Element data from apps and pages
□ □ □
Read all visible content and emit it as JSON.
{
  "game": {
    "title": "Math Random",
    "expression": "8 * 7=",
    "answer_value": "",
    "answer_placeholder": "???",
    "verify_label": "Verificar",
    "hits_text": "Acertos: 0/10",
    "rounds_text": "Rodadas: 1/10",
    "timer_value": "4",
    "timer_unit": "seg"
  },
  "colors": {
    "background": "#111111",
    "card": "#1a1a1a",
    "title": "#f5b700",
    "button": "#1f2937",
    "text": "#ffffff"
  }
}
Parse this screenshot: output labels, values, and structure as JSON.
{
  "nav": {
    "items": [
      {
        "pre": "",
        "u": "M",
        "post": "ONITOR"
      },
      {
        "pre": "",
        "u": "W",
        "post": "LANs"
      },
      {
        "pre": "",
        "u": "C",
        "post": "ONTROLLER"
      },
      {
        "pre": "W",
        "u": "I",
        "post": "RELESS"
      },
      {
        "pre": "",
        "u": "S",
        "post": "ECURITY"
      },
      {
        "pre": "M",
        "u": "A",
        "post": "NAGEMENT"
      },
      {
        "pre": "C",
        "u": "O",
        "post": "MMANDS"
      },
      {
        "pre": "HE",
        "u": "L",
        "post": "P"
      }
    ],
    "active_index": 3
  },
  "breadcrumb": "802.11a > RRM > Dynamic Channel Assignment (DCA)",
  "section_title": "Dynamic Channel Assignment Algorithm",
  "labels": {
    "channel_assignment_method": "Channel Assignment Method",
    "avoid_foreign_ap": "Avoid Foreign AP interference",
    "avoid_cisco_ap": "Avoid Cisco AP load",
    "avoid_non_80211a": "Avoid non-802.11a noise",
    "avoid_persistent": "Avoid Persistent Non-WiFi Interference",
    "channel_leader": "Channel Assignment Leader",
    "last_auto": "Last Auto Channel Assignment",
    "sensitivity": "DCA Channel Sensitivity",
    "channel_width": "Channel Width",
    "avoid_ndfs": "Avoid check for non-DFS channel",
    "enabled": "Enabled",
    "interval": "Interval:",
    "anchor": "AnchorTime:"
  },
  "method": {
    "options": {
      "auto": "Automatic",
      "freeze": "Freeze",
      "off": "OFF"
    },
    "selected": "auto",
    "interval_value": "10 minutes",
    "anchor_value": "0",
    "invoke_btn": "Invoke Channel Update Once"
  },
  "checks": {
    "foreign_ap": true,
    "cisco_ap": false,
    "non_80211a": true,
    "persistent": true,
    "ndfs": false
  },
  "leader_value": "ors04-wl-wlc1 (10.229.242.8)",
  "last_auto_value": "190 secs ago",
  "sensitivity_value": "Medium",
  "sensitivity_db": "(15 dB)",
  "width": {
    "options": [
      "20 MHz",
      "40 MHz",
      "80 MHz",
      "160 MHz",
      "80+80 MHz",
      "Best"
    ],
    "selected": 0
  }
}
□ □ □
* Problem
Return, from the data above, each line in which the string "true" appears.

* Written reply
    "foreign_ap": true,
    "non_80211a": true,
    "persistent": true,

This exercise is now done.